This return is one of the most beautiful works of literature and is recorded in the Odyssey. From here on, a whole legion of Ulysses (real and symbolic) are inaugurated in the literary realm. Starting with the obvious: the title of the novel by James Joyce – Irish author with whom Lispector has been compared many times. Ulysses narrates a short interval in the life of agent Leopold Bloom, in a kind of condensed Odyssey.
Yet another Ulysses is present in An Apprenticeship Or the Book of Delights. The novel turns this character into a professor of philosophy, Dori’s guide in the apprenticeship of pleasure and loving/sexual autonomy.
(In much more prosaic terms, Ulysses is the name of the neighbor’s cat, who three years ago adopted me. His partner is named Penelope, as in Homer’s poem.)
Even more prosaic, albeit literary, Ulysses was Clarice Lispector’s last dog, a mutt who stole cigarette butts and lined up for Coca-Cola and whiskey for visitors. He was so eccentric – “and a little neurotic, as it turns out” – that he earned a robust note in the infamous periodical O Pasquim.
The animal, which also went by the names of Vicissitude, Pitulcha, and Pornósio, was bought when the author’s two sons, Pedro and Paulo, had grown up and moved on. She “needed to love a living creature who gave me company.”
If for a dog, “being with the owner means being with God,” it is not much different for some owners. Indeed, it is difficult to write about this category, animals, without falling into sappiness. Among a few authors, I highlight a stanza from Mayakovsky that is as poignant as it is affectionate:
I love the creatures.
When I spot a pup–
There’s a funny one–
hangs round the baker’s—
I feel like I could cough my own liver up:
don’t be so shy, dear, take this!
In A Breath of Life, published a year after Lispector’s death, the narrator speaks extensively about Ulysses, the dog.
“I can speak a language that only my dog, the esteemed Ulysses, my dear sir, understands. Like this: dacoleba, tutiban, ziticoba, letuban. Joju leba, leba jan? Tutiban leba, lebajan. Atuoquina, zefiram. Jetobabe? Jetoban. That means something that not even the emperor of China would understand.” And furthermore: “My dog Ulysses and I are mutts. Ah what a good rain is falling. It’s manna from heaven and only Ulysses and I know it. Ulysses drinks ice-cold beer so adorably. One of these days it’s going to happen: my dog is going to open his mouth and speak. It will be glory.”
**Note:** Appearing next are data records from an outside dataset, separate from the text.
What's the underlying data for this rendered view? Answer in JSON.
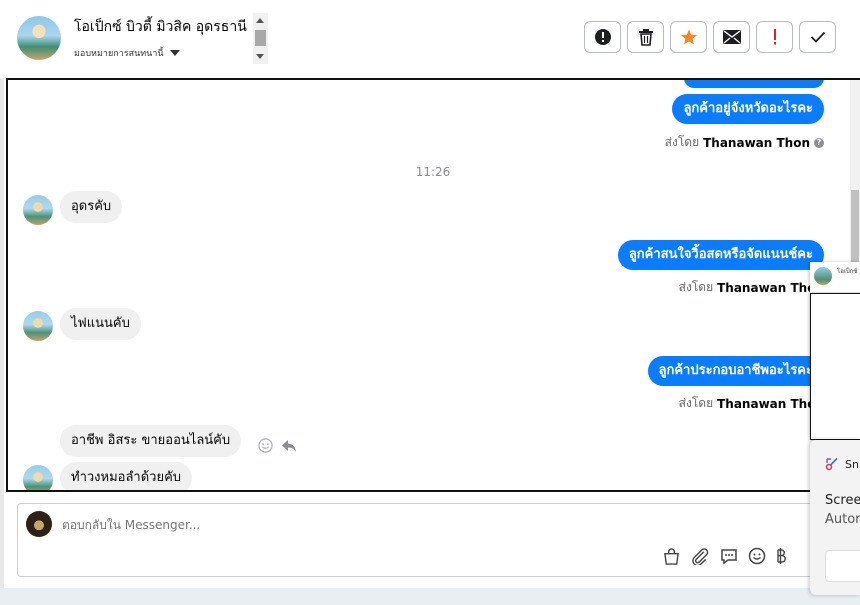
{
  "header": {
    "page_name": "โอเป็กซ์ บิวตี้ มิวสิค อุดรธานี",
    "assign_label": "มอบหมายการสนทนานี้",
    "actions": [
      {
        "icon": "alert-circle-icon",
        "name": "mark-spam-button"
      },
      {
        "icon": "trash-icon",
        "name": "delete-button"
      },
      {
        "icon": "star-icon",
        "name": "star-button"
      },
      {
        "icon": "envelope-icon",
        "name": "mark-unread-button"
      },
      {
        "icon": "exclamation-icon",
        "name": "follow-up-button"
      },
      {
        "icon": "check-icon",
        "name": "mark-done-button"
      }
    ]
  },
  "chat": {
    "messages": {
      "out1": "ลูกค้าอยู่จังหวัดอะไรคะ",
      "timestamp": "11:26",
      "in1": "อุดรคับ",
      "out2": "ลูกค้าสนใจวิ้อสดหรือจัดแนนช์คะ",
      "in2": "ไฟแนนคับ",
      "out3": "ลูกค้าประกอบอาชีพอะไรคะ",
      "in3": "อาชีพ อิสระ ขายออนไลน์คับ",
      "in4": "ทำวงหมอลำด้วยคับ"
    },
    "sent_by_prefix": "ส่งโดย",
    "sent_by_name": "Thanawan Thon",
    "info_glyph": "?"
  },
  "composer": {
    "placeholder": "ตอบกลับใน Messenger...",
    "tools": [
      "bag-icon",
      "paperclip-icon",
      "message-icon",
      "emoji-icon",
      "baht-icon"
    ]
  },
  "overlays": {
    "mini_chat_title": "โอเป็กซ์",
    "toast_title": "Sn",
    "toast_line1": "Screen",
    "toast_line2": "Autom"
  },
  "colors": {
    "accent": "#0a7cff",
    "star": "#f5871f",
    "alert_red": "#e02020"
  }
}
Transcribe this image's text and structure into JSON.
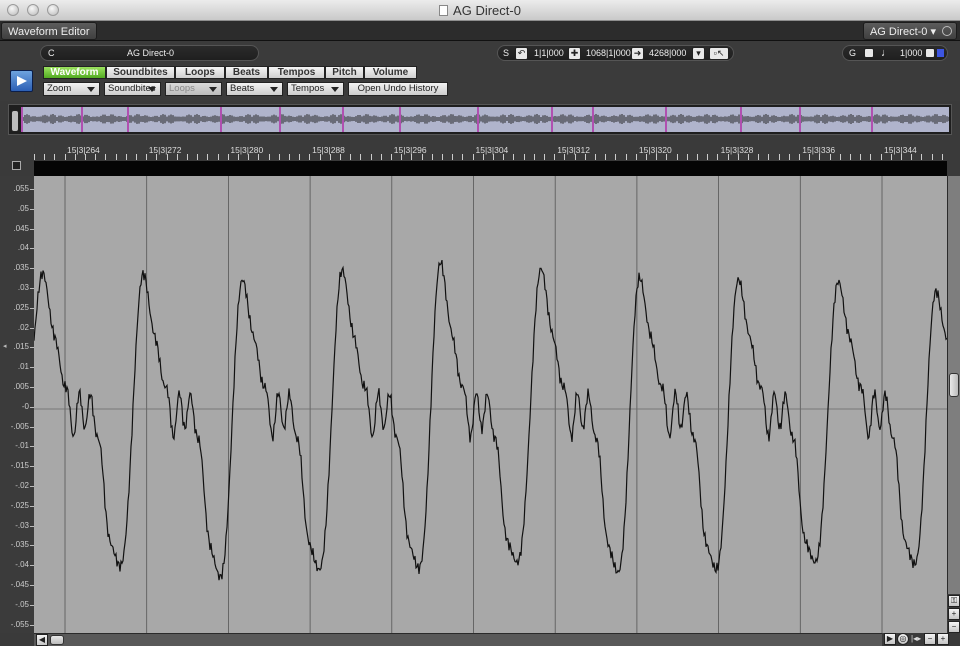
{
  "window": {
    "title": "AG Direct-0"
  },
  "tabs": {
    "active_tab": "Waveform Editor",
    "track_menu": "AG Direct-0 ▾"
  },
  "toolbar": {
    "clip_letter": "C",
    "clip_name": "AG Direct-0",
    "s_label": "S",
    "start_time": "1|1|000",
    "mid_time": "1068|1|000",
    "end_time": "4268|000",
    "g_label": "G",
    "grid_value": "1|000"
  },
  "view_tabs": [
    "Waveform",
    "Soundbites",
    "Loops",
    "Beats",
    "Tempos",
    "Pitch",
    "Volume"
  ],
  "active_view_tab": "Waveform",
  "dropdowns": {
    "zoom": "Zoom",
    "soundbites": "Soundbites",
    "loops": "Loops",
    "beats": "Beats",
    "tempos": "Tempos"
  },
  "undo_button": "Open Undo History",
  "ruler_labels": [
    "15|3|264",
    "15|3|272",
    "15|3|280",
    "15|3|288",
    "15|3|296",
    "15|3|304",
    "15|3|312",
    "15|3|320",
    "15|3|328",
    "15|3|336",
    "15|3|344"
  ],
  "y_ticks": [
    ".055",
    ".05",
    ".045",
    ".04",
    ".035",
    ".03",
    ".025",
    ".02",
    ".015",
    ".01",
    ".005",
    "-0",
    "-.005",
    "-.01",
    "-.015",
    "-.02",
    "-.025",
    "-.03",
    "-.035",
    "-.04",
    "-.045",
    "-.05",
    "-.055"
  ],
  "icons": {
    "play": "play-icon",
    "help": "help-icon"
  },
  "colors": {
    "waveform_bg": "#a8a8a8",
    "active_tab": "#5dbb2a",
    "overview_clip": "#b0b4cc",
    "overview_border": "#b050b0"
  }
}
Lispector solves the issue of the non-language of the animal in a no less creative way. If the dog were to be a state without language – “How envious I am of you, Ulysses, because you only are” –, in the children’s book Quase de verdade [published as “Almost True” in the collection The Woman Who Killed the Fish], Ulysses himself is the narrator of the story involving silly chickens and a proud fig tree.
A recently inaugurated bronze statue of Lispector is located in the Leme neighborhood, where she lived for more than a decade. Today the statue attracts hundreds of visitors, provoking the envy of the nearby statue of Drummond, further ahead along the Copacabana boardwalk. Beside the placid figure of the author, Ulysses is immortalized.According to Armando Antenore, “animals rarely rise to the perpetuity of metal or stone,” except for the horses that accompany the (not always) heroes of battles. Ulysses, therefore, is privileged at the level of a municipal tribute.
Attentive and dedicated to his owner, the mutt observes Lispector in a mixture of fascination and ingenuity, much as we are before her work.
Perhaps if Ulysses could talk – or better, if he could read poetry–, he would recite for his owner the verses of Mayakovsky in the human version.